Saturday, August 16, 2014

Two Things Women Can Do To Defend Themselves

There are two things women can do to defend themselves against an attack - carry a gun and learn to use it, or take traditional karate at a karate school and practice every week.

A problem with the run of the mill self-defense clinics at your local civic center or college is that learning self-defense in one evening leaves a person vulnerable. In traditional karate, women train weekly to acquire focus, power, muscle memory and instinct. During training, they also have the added benefit of making new friends, get some very good exercise, lose weight, learn some Japanese language, and keep fit.

At one martial arts school in Mesa Arizona, traditional karate is taught by a grandmaster, who has been teaching for more than 4 decades. At the martial arts school in Mesa, Arizona, students are taught traditional karate (non-sport) which assists a person's reaction time and muscle memory. Without these, a women (and men) will likely need a gun.

Outdoor training (Gassuku) attendees learn to use a
hanbo (3-foot stick) for self-defense.
Last week was 'WOMEN's WEEK' at the Arizona Hombu (aka Arizona School of Traditional Karate). Over the years, the instructors, known as sensei, have taught many self-defense clinics for women at various universities, sororities, girl scout organizations, political groups, libraries, professional associations, and businesses. These clinics end up being a great time for all, but one thing that always is lacking in these 2 to 4 hour clinics is the martial arts concept known as mushin! 'Mushin' is a karate mind that martial artists achieve to be able to defend oneself. The karate mind is mostly muscle memory, but that muscle memory must be properly tweaked so the individual can react to an attack without thinking with focus and power to quickly end the attack. This cannot be done in a seminar or short course, so we try to get those who sign up for these seminars to continue training in 'Traditional' Karate so they can learn proper muscle memory. But the seminars are also used to introduce the attendees to common household weapons such as car keys, books, magazines, pens, pencils, kuboton (also known as a stick, pen or pencil), their elbows and knees.

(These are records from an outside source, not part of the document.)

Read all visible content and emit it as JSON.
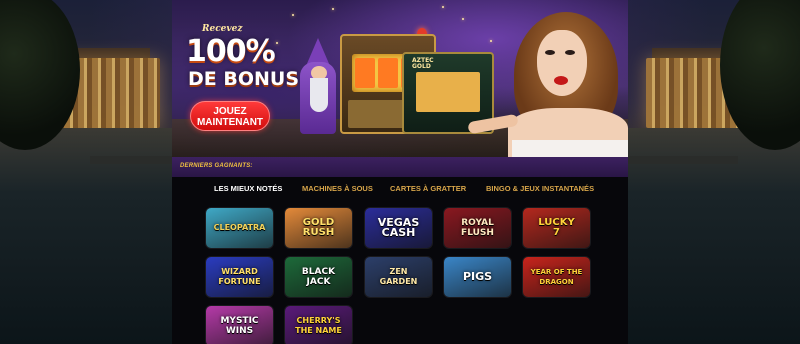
{
  "banner": {
    "kicker": "Recevez",
    "headline": "100%",
    "subheadline": "DE BONUS",
    "cta_line1": "JOUEZ",
    "cta_line2": "MAINTENANT",
    "machine_tag_line1": "AZTEC",
    "machine_tag_line2": "GOLD"
  },
  "winners": {
    "label": "DERNIERS GAGNANTS:"
  },
  "tabs": [
    {
      "label": "LES MIEUX NOTÉS",
      "active": true
    },
    {
      "label": "MACHINES À SOUS",
      "active": false
    },
    {
      "label": "CARTES À GRATTER",
      "active": false
    },
    {
      "label": "BINGO & JEUX INSTANTANÉS",
      "active": false
    }
  ],
  "games": [
    {
      "line1": "CLEOPATRA",
      "line2": "",
      "color": "#3fa9c7",
      "text_color": "#f3d35a"
    },
    {
      "line1": "GOLD",
      "line2": "RUSH",
      "color": "#e48a3a",
      "text_color": "#ffe06a"
    },
    {
      "line1": "VEGAS",
      "line2": "CASH",
      "color": "#2b2d9a",
      "text_color": "#ffffff"
    },
    {
      "line1": "ROYAL",
      "line2": "FLUSH",
      "color": "#8a1820",
      "text_color": "#ffe9c0"
    },
    {
      "line1": "LUCKY",
      "line2": "7",
      "color": "#b4281e",
      "text_color": "#ffd23a"
    },
    {
      "line1": "WIZARD",
      "line2": "FORTUNE",
      "color": "#2a3cc0",
      "text_color": "#ffe06a"
    },
    {
      "line1": "BLACK",
      "line2": "JACK",
      "color": "#1d6a3a",
      "text_color": "#ffffff"
    },
    {
      "line1": "ZEN",
      "line2": "GARDEN",
      "color": "#2c3f6a",
      "text_color": "#ffe9a8"
    },
    {
      "line1": "PIGS",
      "line2": "",
      "color": "#3a86c8",
      "text_color": "#ffffff"
    },
    {
      "line1": "YEAR OF THE",
      "line2": "DRAGON",
      "color": "#c8241c",
      "text_color": "#ffd23a"
    },
    {
      "line1": "MYSTIC",
      "line2": "WINS",
      "color": "#b53aa8",
      "text_color": "#ffffff"
    },
    {
      "line1": "CHERRY'S",
      "line2": "THE NAME",
      "color": "#5a1a7a",
      "text_color": "#ffd23a"
    }
  ],
  "colors": {
    "accent_gold": "#d7a54a",
    "cta_red": "#d10d0d",
    "winners_bar": "#3c2160"
  }
}
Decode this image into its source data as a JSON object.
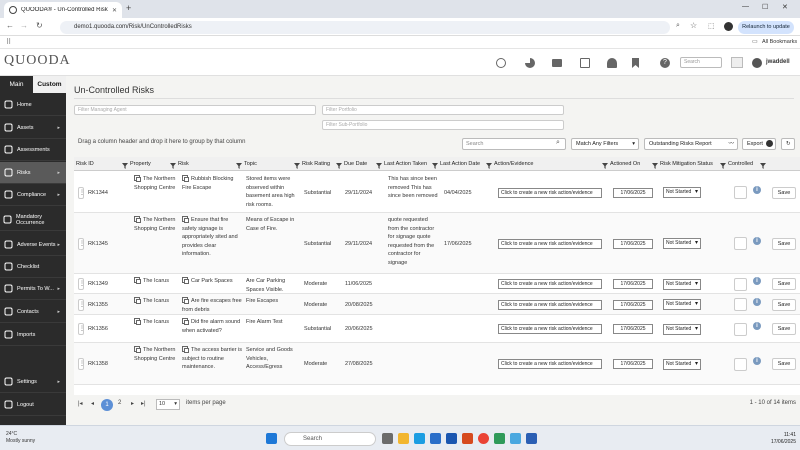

Another student trains with throwing stars
(shuriken)
Women's week began on Saturday, August 2nd (2014), when one of the Shorin-Ryu Students from Utah was promoted to Yudansha Sho. Jasmina has been a long time student of Hanshi Rob Watson, 9th dan, who operates the Shorin-Ryu Karate dojo in Murray Utah. She successfully treated for black belt and was honored by presentation of her certificate by Grandmaster Hausel at the Utah Gassuku (outdoor training clinic) at the East Canyon Resort to the east of Salt Lake City. This promotion was celebrated by a Bosnian dinner at her family's home Sunday evening.

Soke Hausel returned to Phoenix on Monday and was greeted the next day by the return of one of the karate club's favorite martial artists: Sensei Paula Borea. Sensei had a knee injury that progressively got worse after training years ago in taekwondo, which finally had to be corrected. We were all excited to see her return to the dojo. Sensei Paula is a Japanese-America and wanted to return to her roots by training in traditional karate from Okinawa - Shorin-Ryu. Sensei Paula is also a real samurai of samurai lineage! As a result, she is a real tiger in the Samurai Arts and the Okinawan martial arts weapons classes known as Kubodo.

She became a student at the Arizona School of Traditional karate in 2008 after Soke Hausel moved the world headquarters of Seiyo Shorin-Ryu known as a Hombu from the University of Wyoming to Chandler, Arizona. During this time, Soke taught classes in Tempe at Arizona State University, but decided to open a private training center on the border of Gilbert and Mesa rather than stay at ASU.

Last week, the karate club also received three new female students including Debora, Suzette and Rihanna. In addition, Megan returned from Japan after spending the summer with her grandparents and two of our students were promoted on Tuesday and Thursday of last week - both are school teachers. Janet was promoted to 9th kyu and Alexi was promoted to 3rd kyu. The kyu levels in karate are known as colored belt ranks below black belt. Then we had another student from Idaho sign up - another Megan, who is training to be a pilot.

Sensei Paula Borea trains with husband, Sensei Bill Borea at the Arizona School of
Traditional Karate in Mesa, Arizona
Our martial arts association (Seiyo No Shorin-Ryu Karate Kobudo Kai) featured one of our female martial artists in the 'Bushido' newsletter. Sensei Elena Finley from Casper, Wyoming finished graduate school at the Colorado Schoolof Mines in Golden Colorado and is in the final group for consideration by NASA for colonization on Mars! Wow, wouldn't that be a 'Kick' if she opened the first dojo on Mars! I'd bet there would be some serious jumping kicks!

Group of Wyoming martial artists include Hanshi Finley (Casper) in back.
 L to R in front are Uchi Deshi Heather From (Nebraska), Elena Finley
 (soon to be from Mars), and Dr. Florence Teule (France).